Task directions :: Reproduce the whole listing, keeping every character the same.

──────── Records shown ────────

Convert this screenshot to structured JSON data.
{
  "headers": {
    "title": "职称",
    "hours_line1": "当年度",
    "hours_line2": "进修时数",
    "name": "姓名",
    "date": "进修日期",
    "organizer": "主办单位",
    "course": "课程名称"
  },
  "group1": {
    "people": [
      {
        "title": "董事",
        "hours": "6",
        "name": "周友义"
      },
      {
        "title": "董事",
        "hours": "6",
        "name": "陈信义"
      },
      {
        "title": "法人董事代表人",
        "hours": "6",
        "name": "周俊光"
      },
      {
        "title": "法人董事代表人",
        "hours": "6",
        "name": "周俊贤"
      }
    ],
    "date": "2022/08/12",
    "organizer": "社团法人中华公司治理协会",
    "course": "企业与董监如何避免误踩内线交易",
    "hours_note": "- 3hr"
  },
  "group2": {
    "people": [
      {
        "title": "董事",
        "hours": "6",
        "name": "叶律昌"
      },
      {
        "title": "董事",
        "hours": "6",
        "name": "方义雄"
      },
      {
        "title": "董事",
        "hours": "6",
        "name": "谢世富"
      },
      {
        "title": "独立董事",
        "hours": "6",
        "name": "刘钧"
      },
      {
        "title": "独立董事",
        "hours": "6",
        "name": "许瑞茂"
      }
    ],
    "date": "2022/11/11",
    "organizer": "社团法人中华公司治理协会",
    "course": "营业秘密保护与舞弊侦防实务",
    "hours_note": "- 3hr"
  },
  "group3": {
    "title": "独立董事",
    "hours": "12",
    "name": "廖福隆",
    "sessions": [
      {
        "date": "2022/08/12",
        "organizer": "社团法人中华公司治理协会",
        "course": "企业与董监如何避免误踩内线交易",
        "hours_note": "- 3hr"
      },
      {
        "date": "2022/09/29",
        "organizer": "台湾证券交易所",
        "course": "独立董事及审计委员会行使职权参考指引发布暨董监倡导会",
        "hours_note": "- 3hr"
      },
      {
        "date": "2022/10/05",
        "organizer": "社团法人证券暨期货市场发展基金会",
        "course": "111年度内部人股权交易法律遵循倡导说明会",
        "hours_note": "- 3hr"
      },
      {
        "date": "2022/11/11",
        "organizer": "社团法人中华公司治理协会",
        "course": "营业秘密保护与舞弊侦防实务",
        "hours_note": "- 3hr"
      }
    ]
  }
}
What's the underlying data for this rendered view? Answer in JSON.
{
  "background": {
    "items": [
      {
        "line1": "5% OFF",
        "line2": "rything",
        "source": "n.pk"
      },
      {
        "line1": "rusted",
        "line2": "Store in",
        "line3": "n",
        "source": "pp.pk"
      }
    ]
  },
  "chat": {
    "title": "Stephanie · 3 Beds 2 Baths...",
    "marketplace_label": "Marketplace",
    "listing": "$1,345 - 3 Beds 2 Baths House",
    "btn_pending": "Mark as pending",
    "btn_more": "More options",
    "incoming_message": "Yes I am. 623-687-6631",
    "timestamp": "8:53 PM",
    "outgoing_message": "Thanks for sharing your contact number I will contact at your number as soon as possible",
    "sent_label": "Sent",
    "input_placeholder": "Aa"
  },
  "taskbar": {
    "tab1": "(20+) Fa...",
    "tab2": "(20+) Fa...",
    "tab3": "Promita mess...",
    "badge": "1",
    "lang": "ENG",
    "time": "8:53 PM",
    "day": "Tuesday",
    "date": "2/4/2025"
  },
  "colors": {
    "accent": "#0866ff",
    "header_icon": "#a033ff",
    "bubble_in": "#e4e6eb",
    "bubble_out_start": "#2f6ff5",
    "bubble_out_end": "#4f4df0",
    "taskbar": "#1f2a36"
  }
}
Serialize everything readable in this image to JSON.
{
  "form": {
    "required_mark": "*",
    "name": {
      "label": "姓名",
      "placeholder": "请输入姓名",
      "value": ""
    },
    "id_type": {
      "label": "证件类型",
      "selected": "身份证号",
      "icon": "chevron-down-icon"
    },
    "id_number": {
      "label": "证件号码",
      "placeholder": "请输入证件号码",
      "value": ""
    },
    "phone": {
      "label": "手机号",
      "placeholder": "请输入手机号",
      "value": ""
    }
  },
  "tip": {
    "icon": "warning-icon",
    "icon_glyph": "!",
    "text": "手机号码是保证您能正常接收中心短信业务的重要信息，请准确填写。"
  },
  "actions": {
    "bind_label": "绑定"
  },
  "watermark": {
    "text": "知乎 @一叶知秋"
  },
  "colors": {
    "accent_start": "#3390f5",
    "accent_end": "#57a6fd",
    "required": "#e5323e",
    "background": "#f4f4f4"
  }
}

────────

Written response ::
Convert this screenshot to structured JSON data.
{
  "headers": {
    "title": "职称",
    "hours_line1": "当年度",
    "hours_line2": "进修时数",
    "name": "姓名",
    "date": "进修日期",
    "organizer": "主办单位",
    "course": "课程名称"
  },
  "group1": {
    "people": [
      {
        "title": "董事",
        "hours": "6",
        "name": "周友义"
      },
      {
        "title": "董事",
        "hours": "6",
        "name": "陈信义"
      },
      {
        "title": "法人董事代表人",
        "hours": "6",
        "name": "周俊光"
      },
      {
        "title": "法人董事代表人",
        "hours": "6",
        "name": "周俊贤"
      }
    ],
    "date": "2022/08/12",
    "organizer": "社团法人中华公司治理协会",
    "course": "企业与董监如何避免误踩内线交易",
    "hours_note": "- 3hr"
  },
  "group2": {
    "people": [
      {
        "title": "董事",
        "hours": "6",
        "name": "叶律昌"
      },
      {
        "title": "董事",
        "hours": "6",
        "name": "方义雄"
      },
      {
        "title": "董事",
        "hours": "6",
        "name": "谢世富"
      },
      {
        "title": "独立董事",
        "hours": "6",
        "name": "刘钧"
      },
      {
        "title": "独立董事",
        "hours": "6",
        "name": "许瑞茂"
      }
    ],
    "date": "2022/11/11",
    "organizer": "社团法人中华公司治理协会",
    "course": "营业秘密保护与舞弊侦防实务",
    "hours_note": "- 3hr"
  },
  "group3": {
    "title": "独立董事",
    "hours": "12",
    "name": "廖福隆",
    "sessions": [
      {
        "date": "2022/08/12",
        "organizer": "社团法人中华公司治理协会",
        "course": "企业与董监如何避免误踩内线交易",
        "hours_note": "- 3hr"
      },
      {
        "date": "2022/09/29",
        "organizer": "台湾证券交易所",
        "course": "独立董事及审计委员会行使职权参考指引发布暨董监倡导会",
        "hours_note": "- 3hr"
      },
      {
        "date": "2022/10/05",
        "organizer": "社团法人证券暨期货市场发展基金会",
        "course": "111年度内部人股权交易法律遵循倡导说明会",
        "hours_note": "- 3hr"
      },
      {
        "date": "2022/11/11",
        "organizer": "社团法人中华公司治理协会",
        "course": "营业秘密保护与舞弊侦防实务",
        "hours_note": "- 3hr"
      }
    ]
  }
}
What's the underlying data for this rendered view? Answer in JSON.
{
  "background": {
    "items": [
      {
        "line1": "5% OFF",
        "line2": "rything",
        "source": "n.pk"
      },
      {
        "line1": "rusted",
        "line2": "Store in",
        "line3": "n",
        "source": "pp.pk"
      }
    ]
  },
  "chat": {
    "title": "Stephanie · 3 Beds 2 Baths...",
    "marketplace_label": "Marketplace",
    "listing": "$1,345 - 3 Beds 2 Baths House",
    "btn_pending": "Mark as pending",
    "btn_more": "More options",
    "incoming_message": "Yes I am. 623-687-6631",
    "timestamp": "8:53 PM",
    "outgoing_message": "Thanks for sharing your contact number I will contact at your number as soon as possible",
    "sent_label": "Sent",
    "input_placeholder": "Aa"
  },
  "taskbar": {
    "tab1": "(20+) Fa...",
    "tab2": "(20+) Fa...",
    "tab3": "Promita mess...",
    "badge": "1",
    "lang": "ENG",
    "time": "8:53 PM",
    "day": "Tuesday",
    "date": "2/4/2025"
  },
  "colors": {
    "accent": "#0866ff",
    "header_icon": "#a033ff",
    "bubble_in": "#e4e6eb",
    "bubble_out_start": "#2f6ff5",
    "bubble_out_end": "#4f4df0",
    "taskbar": "#1f2a36"
  }
}
Serialize everything readable in this image to JSON.
{
  "form": {
    "required_mark": "*",
    "name": {
      "label": "姓名",
      "placeholder": "请输入姓名",
      "value": ""
    },
    "id_type": {
      "label": "证件类型",
      "selected": "身份证号",
      "icon": "chevron-down-icon"
    },
    "id_number": {
      "label": "证件号码",
      "placeholder": "请输入证件号码",
      "value": ""
    },
    "phone": {
      "label": "手机号",
      "placeholder": "请输入手机号",
      "value": ""
    }
  },
  "tip": {
    "icon": "warning-icon",
    "icon_glyph": "!",
    "text": "手机号码是保证您能正常接收中心短信业务的重要信息，请准确填写。"
  },
  "actions": {
    "bind_label": "绑定"
  },
  "watermark": {
    "text": "知乎 @一叶知秋"
  },
  "colors": {
    "accent_start": "#3390f5",
    "accent_end": "#57a6fd",
    "required": "#e5323e",
    "background": "#f4f4f4"
  }
}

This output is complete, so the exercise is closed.